--- START ---

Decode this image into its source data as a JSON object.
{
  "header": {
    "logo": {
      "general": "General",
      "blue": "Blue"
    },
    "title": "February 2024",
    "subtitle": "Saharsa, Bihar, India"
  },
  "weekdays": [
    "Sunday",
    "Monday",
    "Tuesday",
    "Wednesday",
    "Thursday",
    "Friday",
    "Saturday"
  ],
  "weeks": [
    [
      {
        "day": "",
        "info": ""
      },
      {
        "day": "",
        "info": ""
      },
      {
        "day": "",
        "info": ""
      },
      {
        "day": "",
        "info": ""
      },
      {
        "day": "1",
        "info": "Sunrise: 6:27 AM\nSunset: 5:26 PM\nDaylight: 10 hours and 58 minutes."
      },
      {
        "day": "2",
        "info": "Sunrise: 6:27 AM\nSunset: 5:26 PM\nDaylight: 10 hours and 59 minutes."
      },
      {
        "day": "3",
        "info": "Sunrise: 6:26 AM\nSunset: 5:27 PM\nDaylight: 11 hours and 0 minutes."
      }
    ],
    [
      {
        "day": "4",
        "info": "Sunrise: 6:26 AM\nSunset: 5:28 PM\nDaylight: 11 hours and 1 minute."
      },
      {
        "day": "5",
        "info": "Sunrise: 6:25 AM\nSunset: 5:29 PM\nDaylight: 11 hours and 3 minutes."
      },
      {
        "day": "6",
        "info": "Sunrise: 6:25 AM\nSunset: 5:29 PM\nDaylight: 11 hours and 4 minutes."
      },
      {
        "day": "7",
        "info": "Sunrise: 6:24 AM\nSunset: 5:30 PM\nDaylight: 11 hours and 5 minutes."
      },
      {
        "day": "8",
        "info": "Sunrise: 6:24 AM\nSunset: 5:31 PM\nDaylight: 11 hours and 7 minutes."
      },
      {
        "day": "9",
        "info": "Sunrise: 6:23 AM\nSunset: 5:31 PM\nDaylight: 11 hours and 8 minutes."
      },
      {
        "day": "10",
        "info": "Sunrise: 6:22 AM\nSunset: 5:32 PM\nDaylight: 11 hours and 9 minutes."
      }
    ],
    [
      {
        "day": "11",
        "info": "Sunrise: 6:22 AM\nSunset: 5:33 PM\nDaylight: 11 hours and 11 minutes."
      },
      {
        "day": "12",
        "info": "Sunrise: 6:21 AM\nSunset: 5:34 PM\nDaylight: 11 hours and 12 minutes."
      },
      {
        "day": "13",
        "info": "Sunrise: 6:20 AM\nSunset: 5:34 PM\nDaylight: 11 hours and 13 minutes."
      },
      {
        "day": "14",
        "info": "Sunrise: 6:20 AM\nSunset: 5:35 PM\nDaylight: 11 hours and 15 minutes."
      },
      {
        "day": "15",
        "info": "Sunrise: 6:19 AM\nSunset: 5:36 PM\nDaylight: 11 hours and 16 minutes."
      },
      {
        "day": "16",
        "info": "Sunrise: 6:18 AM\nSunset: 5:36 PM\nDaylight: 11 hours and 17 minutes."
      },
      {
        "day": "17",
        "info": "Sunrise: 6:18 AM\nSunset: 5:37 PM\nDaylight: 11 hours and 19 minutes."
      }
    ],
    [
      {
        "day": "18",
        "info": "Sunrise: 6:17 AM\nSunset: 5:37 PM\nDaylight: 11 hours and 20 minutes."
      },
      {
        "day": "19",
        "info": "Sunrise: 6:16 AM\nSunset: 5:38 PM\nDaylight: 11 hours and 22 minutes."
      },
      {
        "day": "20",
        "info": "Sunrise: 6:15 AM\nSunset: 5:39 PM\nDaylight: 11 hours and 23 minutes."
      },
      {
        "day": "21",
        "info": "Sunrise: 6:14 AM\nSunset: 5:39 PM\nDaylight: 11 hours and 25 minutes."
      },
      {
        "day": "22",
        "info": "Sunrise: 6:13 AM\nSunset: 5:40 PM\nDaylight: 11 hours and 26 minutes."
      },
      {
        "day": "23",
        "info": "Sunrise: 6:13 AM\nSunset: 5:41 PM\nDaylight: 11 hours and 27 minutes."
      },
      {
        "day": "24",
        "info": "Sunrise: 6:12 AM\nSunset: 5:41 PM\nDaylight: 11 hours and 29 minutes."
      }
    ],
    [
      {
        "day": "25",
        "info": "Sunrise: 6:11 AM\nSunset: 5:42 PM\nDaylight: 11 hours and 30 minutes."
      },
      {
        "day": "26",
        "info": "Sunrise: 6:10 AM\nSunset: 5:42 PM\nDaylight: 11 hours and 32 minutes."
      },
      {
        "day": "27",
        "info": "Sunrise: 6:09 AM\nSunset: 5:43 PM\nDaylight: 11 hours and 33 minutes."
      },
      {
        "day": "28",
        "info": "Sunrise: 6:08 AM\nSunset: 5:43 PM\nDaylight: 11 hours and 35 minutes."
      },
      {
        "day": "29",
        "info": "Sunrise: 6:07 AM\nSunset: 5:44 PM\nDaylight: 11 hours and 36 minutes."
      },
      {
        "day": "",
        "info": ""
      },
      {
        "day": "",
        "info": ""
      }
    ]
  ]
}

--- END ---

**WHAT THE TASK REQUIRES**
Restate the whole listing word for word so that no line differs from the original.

**RESPONSE AREA**
Decode this image into its source data as a JSON object.
{
  "header": {
    "logo": {
      "general": "General",
      "blue": "Blue"
    },
    "title": "February 2024",
    "subtitle": "Saharsa, Bihar, India"
  },
  "weekdays": [
    "Sunday",
    "Monday",
    "Tuesday",
    "Wednesday",
    "Thursday",
    "Friday",
    "Saturday"
  ],
  "weeks": [
    [
      {
        "day": "",
        "info": ""
      },
      {
        "day": "",
        "info": ""
      },
      {
        "day": "",
        "info": ""
      },
      {
        "day": "",
        "info": ""
      },
      {
        "day": "1",
        "info": "Sunrise: 6:27 AM\nSunset: 5:26 PM\nDaylight: 10 hours and 58 minutes."
      },
      {
        "day": "2",
        "info": "Sunrise: 6:27 AM\nSunset: 5:26 PM\nDaylight: 10 hours and 59 minutes."
      },
      {
        "day": "3",
        "info": "Sunrise: 6:26 AM\nSunset: 5:27 PM\nDaylight: 11 hours and 0 minutes."
      }
    ],
    [
      {
        "day": "4",
        "info": "Sunrise: 6:26 AM\nSunset: 5:28 PM\nDaylight: 11 hours and 1 minute."
      },
      {
        "day": "5",
        "info": "Sunrise: 6:25 AM\nSunset: 5:29 PM\nDaylight: 11 hours and 3 minutes."
      },
      {
        "day": "6",
        "info": "Sunrise: 6:25 AM\nSunset: 5:29 PM\nDaylight: 11 hours and 4 minutes."
      },
      {
        "day": "7",
        "info": "Sunrise: 6:24 AM\nSunset: 5:30 PM\nDaylight: 11 hours and 5 minutes."
      },
      {
        "day": "8",
        "info": "Sunrise: 6:24 AM\nSunset: 5:31 PM\nDaylight: 11 hours and 7 minutes."
      },
      {
        "day": "9",
        "info": "Sunrise: 6:23 AM\nSunset: 5:31 PM\nDaylight: 11 hours and 8 minutes."
      },
      {
        "day": "10",
        "info": "Sunrise: 6:22 AM\nSunset: 5:32 PM\nDaylight: 11 hours and 9 minutes."
      }
    ],
    [
      {
        "day": "11",
        "info": "Sunrise: 6:22 AM\nSunset: 5:33 PM\nDaylight: 11 hours and 11 minutes."
      },
      {
        "day": "12",
        "info": "Sunrise: 6:21 AM\nSunset: 5:34 PM\nDaylight: 11 hours and 12 minutes."
      },
      {
        "day": "13",
        "info": "Sunrise: 6:20 AM\nSunset: 5:34 PM\nDaylight: 11 hours and 13 minutes."
      },
      {
        "day": "14",
        "info": "Sunrise: 6:20 AM\nSunset: 5:35 PM\nDaylight: 11 hours and 15 minutes."
      },
      {
        "day": "15",
        "info": "Sunrise: 6:19 AM\nSunset: 5:36 PM\nDaylight: 11 hours and 16 minutes."
      },
      {
        "day": "16",
        "info": "Sunrise: 6:18 AM\nSunset: 5:36 PM\nDaylight: 11 hours and 17 minutes."
      },
      {
        "day": "17",
        "info": "Sunrise: 6:18 AM\nSunset: 5:37 PM\nDaylight: 11 hours and 19 minutes."
      }
    ],
    [
      {
        "day": "18",
        "info": "Sunrise: 6:17 AM\nSunset: 5:37 PM\nDaylight: 11 hours and 20 minutes."
      },
      {
        "day": "19",
        "info": "Sunrise: 6:16 AM\nSunset: 5:38 PM\nDaylight: 11 hours and 22 minutes."
      },
      {
        "day": "20",
        "info": "Sunrise: 6:15 AM\nSunset: 5:39 PM\nDaylight: 11 hours and 23 minutes."
      },
      {
        "day": "21",
        "info": "Sunrise: 6:14 AM\nSunset: 5:39 PM\nDaylight: 11 hours and 25 minutes."
      },
      {
        "day": "22",
        "info": "Sunrise: 6:13 AM\nSunset: 5:40 PM\nDaylight: 11 hours and 26 minutes."
      },
      {
        "day": "23",
        "info": "Sunrise: 6:13 AM\nSunset: 5:41 PM\nDaylight: 11 hours and 27 minutes."
      },
      {
        "day": "24",
        "info": "Sunrise: 6:12 AM\nSunset: 5:41 PM\nDaylight: 11 hours and 29 minutes."
      }
    ],
    [
      {
        "day": "25",
        "info": "Sunrise: 6:11 AM\nSunset: 5:42 PM\nDaylight: 11 hours and 30 minutes."
      },
      {
        "day": "26",
        "info": "Sunrise: 6:10 AM\nSunset: 5:42 PM\nDaylight: 11 hours and 32 minutes."
      },
      {
        "day": "27",
        "info": "Sunrise: 6:09 AM\nSunset: 5:43 PM\nDaylight: 11 hours and 33 minutes."
      },
      {
        "day": "28",
        "info": "Sunrise: 6:08 AM\nSunset: 5:43 PM\nDaylight: 11 hours and 35 minutes."
      },
      {
        "day": "29",
        "info": "Sunrise: 6:07 AM\nSunset: 5:44 PM\nDaylight: 11 hours and 36 minutes."
      },
      {
        "day": "",
        "info": ""
      },
      {
        "day": "",
        "info": ""
      }
    ]
  ]
}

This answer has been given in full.